The first track on this new release is Benny Cliff's "Shake 'Em Up Rock", a fullgrown rockabilly song, with just the right amount of distortion on the guitar, mixed in with a hot steel guitar. The sound reminds somewhat of another contemporary rockabilly band named Jack Baymoore & The Bandits. This is meant to be a compliment, 'cause I really dig Jack Baymoore too. Dorsey Burnette's "Warm Love" is pretty well revived and Andy's own "Driftin" is roots rockabilly all the way.

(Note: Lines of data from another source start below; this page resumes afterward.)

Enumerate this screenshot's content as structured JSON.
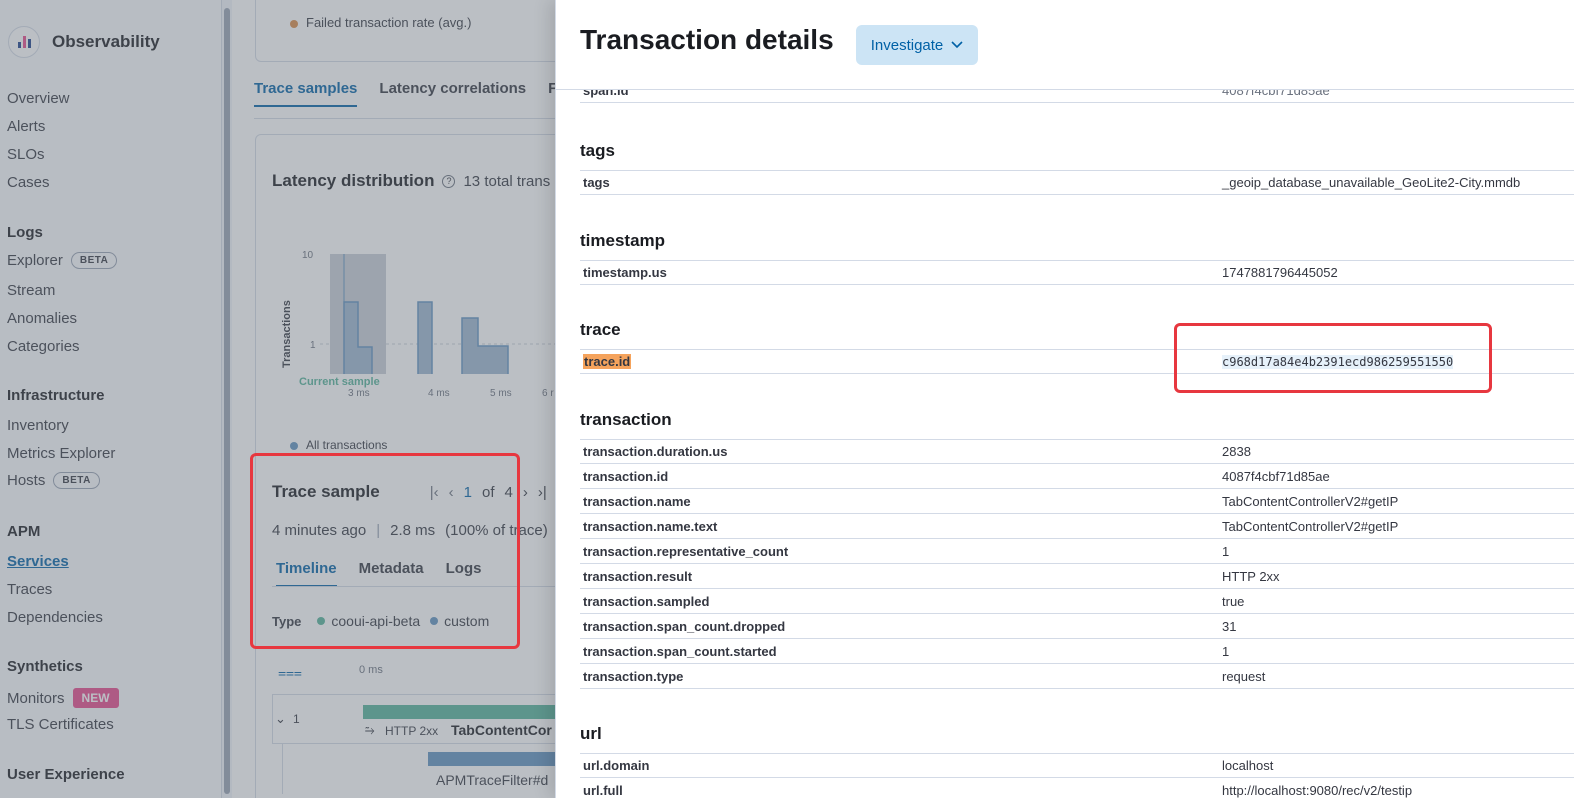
{
  "sidebar": {
    "brand": "Observability",
    "items": [
      {
        "label": "Overview",
        "top": 0
      },
      {
        "label": "Alerts"
      },
      {
        "label": "SLOs"
      },
      {
        "label": "Cases"
      }
    ],
    "logs": {
      "title": "Logs",
      "explorer": "Explorer",
      "explorer_badge": "BETA",
      "stream": "Stream",
      "anomalies": "Anomalies",
      "categories": "Categories"
    },
    "infra": {
      "title": "Infrastructure",
      "inventory": "Inventory",
      "metrics": "Metrics Explorer",
      "hosts": "Hosts",
      "hosts_badge": "BETA"
    },
    "apm": {
      "title": "APM",
      "services": "Services",
      "traces": "Traces",
      "dependencies": "Dependencies"
    },
    "synthetics": {
      "title": "Synthetics",
      "monitors": "Monitors",
      "monitors_badge": "NEW",
      "tls": "TLS Certificates"
    },
    "ux": {
      "title": "User Experience"
    }
  },
  "main": {
    "failed_rate": "Failed transaction rate (avg.)",
    "tabs": [
      "Trace samples",
      "Latency correlations",
      "F"
    ],
    "latency_title": "Latency distribution",
    "total_trans": "13 total trans",
    "chart": {
      "ylabel": "Transactions",
      "yticks": [
        "10",
        "1"
      ],
      "xticks": [
        "3 ms",
        "4 ms",
        "5 ms",
        "6 r"
      ],
      "current_sample": "Current sample",
      "legend": "All transactions"
    },
    "trace_sample": {
      "title": "Trace sample",
      "page": "1",
      "of": "of",
      "total": "4",
      "meta": "4 minutes ago",
      "duration": "2.8 ms",
      "pct": "(100% of trace)",
      "tabs": [
        "Timeline",
        "Metadata",
        "Logs"
      ],
      "type_label": "Type",
      "types": [
        {
          "name": "cooui-api-beta",
          "color": "#54b399"
        },
        {
          "name": "custom",
          "color": "#6092c0"
        }
      ]
    },
    "timeline": {
      "zero": "0 ms",
      "row_num": "1",
      "status": "HTTP 2xx",
      "name": "TabContentCor",
      "child": "APMTraceFilter#d"
    }
  },
  "flyout": {
    "title": "Transaction details",
    "investigate": "Investigate",
    "partial_top": {
      "key": "span.id",
      "value": "4087f4cbf71d85ae"
    },
    "groups": {
      "tags": {
        "title": "tags",
        "rows": [
          {
            "k": "tags",
            "v": "_geoip_database_unavailable_GeoLite2-City.mmdb"
          }
        ]
      },
      "timestamp": {
        "title": "timestamp",
        "rows": [
          {
            "k": "timestamp.us",
            "v": "1747881796445052"
          }
        ]
      },
      "trace": {
        "title": "trace",
        "rows": [
          {
            "k": "trace.id",
            "v": "c968d17a84e4b2391ecd986259551550"
          }
        ]
      },
      "transaction": {
        "title": "transaction",
        "rows": [
          {
            "k": "transaction.duration.us",
            "v": "2838"
          },
          {
            "k": "transaction.id",
            "v": "4087f4cbf71d85ae"
          },
          {
            "k": "transaction.name",
            "v": "TabContentControllerV2#getIP"
          },
          {
            "k": "transaction.name.text",
            "v": "TabContentControllerV2#getIP"
          },
          {
            "k": "transaction.representative_count",
            "v": "1"
          },
          {
            "k": "transaction.result",
            "v": "HTTP 2xx"
          },
          {
            "k": "transaction.sampled",
            "v": "true"
          },
          {
            "k": "transaction.span_count.dropped",
            "v": "31"
          },
          {
            "k": "transaction.span_count.started",
            "v": "1"
          },
          {
            "k": "transaction.type",
            "v": "request"
          }
        ]
      },
      "url": {
        "title": "url",
        "rows": [
          {
            "k": "url.domain",
            "v": "localhost"
          },
          {
            "k": "url.full",
            "v": "http://localhost:9080/rec/v2/testip"
          }
        ]
      }
    }
  }
}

Don Cole's "Snake Eyed Mama" (written by Lee Hazlewood) is an all time rockabilly classic, and Spo-Dee-O-Dee does a real good job on it, great guitar breaks too. "I'm Gonna Wait For You" is kind of a ballad with a rockabilly beat and Charlie Rich's "Rebound" is revved up from a piano rocker to a rockabilly stomper. Another one of Andy's originals is "Triflin' Woman", is echoing through the speakers with a thumping slapping bass, followed by "My Baby's Gone", a heck of a Sun-type rockabilly original. The country song "I Thought I Heard You Callin' My Name" is not really my cup-of-tea, too much hillbilly, too little rock. I guess I like "Tiger By The Tail" with it's raving rhtyhm a whole lot better.

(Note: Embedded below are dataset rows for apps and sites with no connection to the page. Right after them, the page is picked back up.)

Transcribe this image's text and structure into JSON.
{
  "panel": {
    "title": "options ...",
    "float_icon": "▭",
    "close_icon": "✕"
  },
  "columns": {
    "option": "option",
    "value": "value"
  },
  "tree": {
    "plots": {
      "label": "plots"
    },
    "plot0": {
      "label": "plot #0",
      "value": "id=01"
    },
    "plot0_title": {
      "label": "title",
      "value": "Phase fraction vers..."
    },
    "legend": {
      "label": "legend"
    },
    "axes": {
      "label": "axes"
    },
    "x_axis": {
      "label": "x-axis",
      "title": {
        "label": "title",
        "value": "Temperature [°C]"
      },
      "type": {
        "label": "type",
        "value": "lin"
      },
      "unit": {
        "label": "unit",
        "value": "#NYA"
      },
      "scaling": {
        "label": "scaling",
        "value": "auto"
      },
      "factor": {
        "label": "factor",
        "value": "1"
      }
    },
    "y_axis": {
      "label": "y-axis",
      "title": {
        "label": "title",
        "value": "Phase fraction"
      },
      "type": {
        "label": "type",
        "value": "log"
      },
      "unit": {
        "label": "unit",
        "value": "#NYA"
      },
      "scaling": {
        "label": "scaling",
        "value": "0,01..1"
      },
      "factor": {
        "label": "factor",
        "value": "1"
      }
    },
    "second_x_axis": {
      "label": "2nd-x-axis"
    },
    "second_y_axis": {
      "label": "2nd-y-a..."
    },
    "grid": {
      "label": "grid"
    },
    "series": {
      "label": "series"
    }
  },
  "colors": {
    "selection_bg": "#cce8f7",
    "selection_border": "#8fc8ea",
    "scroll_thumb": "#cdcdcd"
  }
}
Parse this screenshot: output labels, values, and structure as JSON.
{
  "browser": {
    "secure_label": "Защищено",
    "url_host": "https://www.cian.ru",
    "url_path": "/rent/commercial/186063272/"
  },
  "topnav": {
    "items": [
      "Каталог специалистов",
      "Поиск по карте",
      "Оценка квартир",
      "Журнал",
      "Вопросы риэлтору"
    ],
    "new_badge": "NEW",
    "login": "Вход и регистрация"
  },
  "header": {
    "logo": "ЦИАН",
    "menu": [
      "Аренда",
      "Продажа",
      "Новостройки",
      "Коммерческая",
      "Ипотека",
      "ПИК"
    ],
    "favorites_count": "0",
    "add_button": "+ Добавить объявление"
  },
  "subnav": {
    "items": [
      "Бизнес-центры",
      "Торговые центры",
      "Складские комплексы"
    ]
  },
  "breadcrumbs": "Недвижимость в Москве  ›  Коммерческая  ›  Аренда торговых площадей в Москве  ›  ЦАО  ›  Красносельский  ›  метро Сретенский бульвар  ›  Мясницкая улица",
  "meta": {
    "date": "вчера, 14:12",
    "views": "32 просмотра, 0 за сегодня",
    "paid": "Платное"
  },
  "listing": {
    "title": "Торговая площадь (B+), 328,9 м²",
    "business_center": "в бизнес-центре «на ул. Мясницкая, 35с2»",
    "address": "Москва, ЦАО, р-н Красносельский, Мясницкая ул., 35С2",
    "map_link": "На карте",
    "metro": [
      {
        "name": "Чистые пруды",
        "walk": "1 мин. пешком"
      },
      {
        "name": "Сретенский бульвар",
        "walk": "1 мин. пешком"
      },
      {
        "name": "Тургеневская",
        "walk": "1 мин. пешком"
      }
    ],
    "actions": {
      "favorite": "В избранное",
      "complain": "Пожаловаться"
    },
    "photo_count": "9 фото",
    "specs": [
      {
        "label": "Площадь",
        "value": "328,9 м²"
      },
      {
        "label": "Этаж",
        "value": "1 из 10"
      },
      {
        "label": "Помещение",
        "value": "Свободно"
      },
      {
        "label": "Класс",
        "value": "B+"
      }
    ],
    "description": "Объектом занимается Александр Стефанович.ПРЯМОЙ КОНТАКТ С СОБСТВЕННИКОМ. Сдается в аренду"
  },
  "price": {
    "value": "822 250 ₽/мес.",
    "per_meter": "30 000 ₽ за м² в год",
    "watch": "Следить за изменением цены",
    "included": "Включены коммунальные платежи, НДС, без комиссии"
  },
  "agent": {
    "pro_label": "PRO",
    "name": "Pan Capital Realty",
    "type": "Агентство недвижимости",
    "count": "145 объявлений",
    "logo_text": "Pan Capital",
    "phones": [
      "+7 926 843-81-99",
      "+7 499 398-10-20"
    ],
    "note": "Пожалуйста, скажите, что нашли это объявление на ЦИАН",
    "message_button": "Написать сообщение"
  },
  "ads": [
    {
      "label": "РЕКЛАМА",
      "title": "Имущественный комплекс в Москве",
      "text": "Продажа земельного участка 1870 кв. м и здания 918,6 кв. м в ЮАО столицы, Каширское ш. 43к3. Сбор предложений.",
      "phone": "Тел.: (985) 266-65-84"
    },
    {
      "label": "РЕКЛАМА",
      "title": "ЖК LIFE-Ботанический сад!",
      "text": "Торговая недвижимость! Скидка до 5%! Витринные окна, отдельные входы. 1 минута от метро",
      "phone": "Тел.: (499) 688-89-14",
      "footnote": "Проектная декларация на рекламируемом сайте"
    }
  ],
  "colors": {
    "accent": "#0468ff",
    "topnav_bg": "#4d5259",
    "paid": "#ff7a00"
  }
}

A couple more Spo-Dee-O-Dee originals, "Baby It's You", "You Got Me Dreaming" and "Till The Break Of Dawn", all rockabilly from the boots up. The last two tracks are original country songs, Ernest Tubb's "You Nearly Lose Your Mind" and Hank Snow's classic "I'm Movin' On" have been given a rockabilly beat, and especially "I'm Movin' On" sounds terrific. You can rest assure that Spoo-Dee-O-Dee is still on the right track, and I'm pretty convinced this new album will be well received by the rockabilly crowd. So sit back and listen, or like a 20 year old truck driver once said: "Shake, Rattle and Blue Moon!"
On The Hill Records
Reviewed by The BlackCat, 2002